Also from this cookbook: we have previously featured recipes from this book for Flamingo , and for Green Sauce for Fowl, and Stuffed Dormouse.

Monday’s Story …

Roots, by request.

Quotation for the Day ….

The army from Asia introduced a foreign luxury to Rome; it was then the meals began to require more dishes and more expenditure . . . the cook, who had up to that time been employed as a slave of low price, become dear: what had been nothing but a m├ętier was elevated to an art. Livy (Titus Livius), Roman historian (59-17 B.C.)

3 comments:

Liz & Louka said...

I'm going to have to try those dates - they sound interesting and good. Do you think they would have been using fresh dates or dried ones?

Jack said...

The desire and need for spices is indeed more than culinary. Civilizations closer to the equator, where bacteria grow more quickly, use more spices. In cooler climates, less spice is used. It is interesting to note that women change their diets little during pregnanacy in cold climates, but drastically in warm climates. Spices are good for killing bacteria and masking food spoilage, but are not good for the pregnancy, in any climate.

The Old Foodie said...
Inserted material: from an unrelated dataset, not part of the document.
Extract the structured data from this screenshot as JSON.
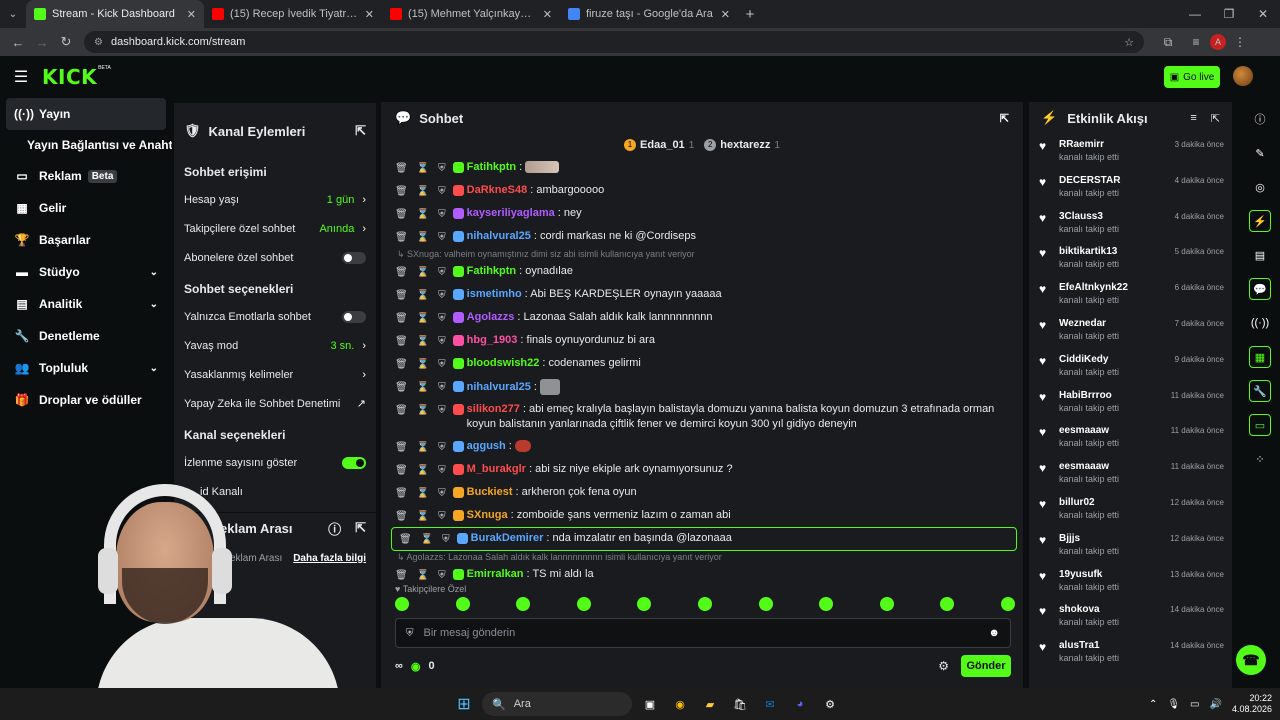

Hello Jack - that is interesting information about pregnancy diets. I suspect that part of the reason that more spices are used nearer the equator is that that is where an awful lot of them are grown! I am very interested in finding out more about the theory of an adaptive liking for spices - I love the idea.